By L.K. Regan

Exercise isn't all about big muscles (really—it isn't). There are also the broader mental and physical health benefits that come with even a little activity. And a new study indicates that if you do that exercise in nature, a very little goes a long way. Time to get out of the gym, and hit the trail.

There is a lot of evidence that green exercise promotes mental health. "Evidence shows," co-authors Jo Barton and Jules Pretty write in a study appearing in the journal Environmental Science & Technology, "that exposure to natural places can lead to positive mental health outcomes, whether a view of nature from a window, being within natural places, or exercising in these environments." But it has never been clear just how much nature was needed to get health benefits. "For the first time in the scientific literature, we have been able to show dose-response relationships for the positive effects of nature on human mental health," said study co-author Jules Pretty. And her research shows that the ideal dose is a mere five minutes.

The study's authors describe "green" exercise as physical activity conducted out in nature, whether that's a park, a garden (even in your back yard), or a nature trail—anywhere you encounter the natural world, and a bit of green. To test its impacts, they analyzed 1,252 people drawn from 10 British studies. The study's subjects were observed walking, gardening, cycling, boating, fishing, riding horses and farming. They were evaluated for key measures of short-term mental health: self-esteem and mood. All social and age groups saw some improvement from the activity,but there were some differences in the intensity and type of effect.

"For self-esteem," the authors write, "the greatest change was in the youngest category, with diminishing effects with age; for mood, the least change was for the young and old. This suggests that younger people will see more self-esteem improvements, and the middle-aged from mood." The physical impact of these psychological effects is a next area of study: "Although good self-esteem and mood are known to be protective against future long-term health threats, these mental health measures should also be assessed in conjunction with a range of further health markers, such as blood pressure, cholesterol, stress hormones... and inflammatory markers."

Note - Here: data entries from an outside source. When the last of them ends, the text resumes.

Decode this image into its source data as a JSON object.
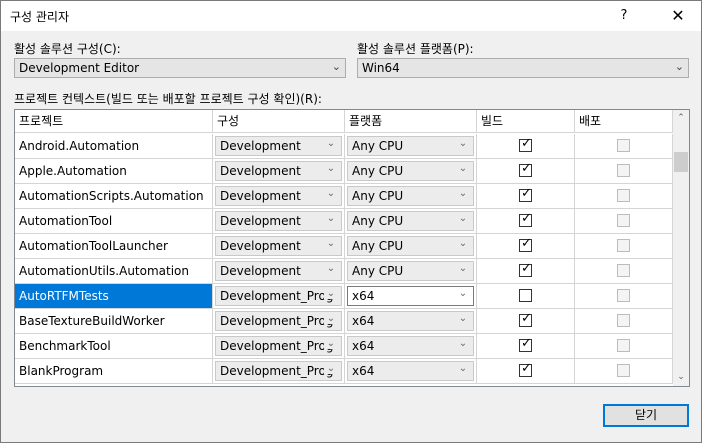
{
  "window": {
    "title": "구성 관리자",
    "help_glyph": "?",
    "close_glyph": "✕"
  },
  "active_config": {
    "label": "활성 솔루션 구성(C):",
    "value": "Development Editor"
  },
  "active_platform": {
    "label": "활성 솔루션 플랫폼(P):",
    "value": "Win64"
  },
  "grid_caption": "프로젝트 컨텍스트(빌드 또는 배포할 프로젝트 구성 확인)(R):",
  "columns": [
    "프로젝트",
    "구성",
    "플랫폼",
    "빌드",
    "배포"
  ],
  "rows": [
    {
      "project": "Android.Automation",
      "config": "Development",
      "platform": "Any CPU",
      "build": true,
      "deploy": false,
      "selected": false
    },
    {
      "project": "Apple.Automation",
      "config": "Development",
      "platform": "Any CPU",
      "build": true,
      "deploy": false,
      "selected": false
    },
    {
      "project": "AutomationScripts.Automation",
      "config": "Development",
      "platform": "Any CPU",
      "build": true,
      "deploy": false,
      "selected": false
    },
    {
      "project": "AutomationTool",
      "config": "Development",
      "platform": "Any CPU",
      "build": true,
      "deploy": false,
      "selected": false
    },
    {
      "project": "AutomationToolLauncher",
      "config": "Development",
      "platform": "Any CPU",
      "build": true,
      "deploy": false,
      "selected": false
    },
    {
      "project": "AutomationUtils.Automation",
      "config": "Development",
      "platform": "Any CPU",
      "build": true,
      "deploy": false,
      "selected": false
    },
    {
      "project": "AutoRTFMTests",
      "config": "Development_Prog",
      "platform": "x64",
      "build": false,
      "deploy": false,
      "selected": true
    },
    {
      "project": "BaseTextureBuildWorker",
      "config": "Development_Prog",
      "platform": "x64",
      "build": true,
      "deploy": false,
      "selected": false
    },
    {
      "project": "BenchmarkTool",
      "config": "Development_Prog",
      "platform": "x64",
      "build": true,
      "deploy": false,
      "selected": false
    },
    {
      "project": "BlankProgram",
      "config": "Development_Prog",
      "platform": "x64",
      "build": true,
      "deploy": false,
      "selected": false
    }
  ],
  "close_button": "닫기",
  "icons": {
    "dropdown": "chevron-down-icon",
    "check": "checkmark-icon"
  },
  "colors": {
    "selection": "#0078d7",
    "focus_border": "#0078d7"
  }
}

Pretty much any kind of natural setting would generate improvement, even a park in the middle of a city. (That said, water near a green area generated better results.) But the remarkable aspect is the duration: the highest mood and self-esteem returns came from the shortest studied duration: five minutes. In other words—no need to save up your outdoor time for Saturday; a five minute walk in the park on a daily basis may do your spirit more good.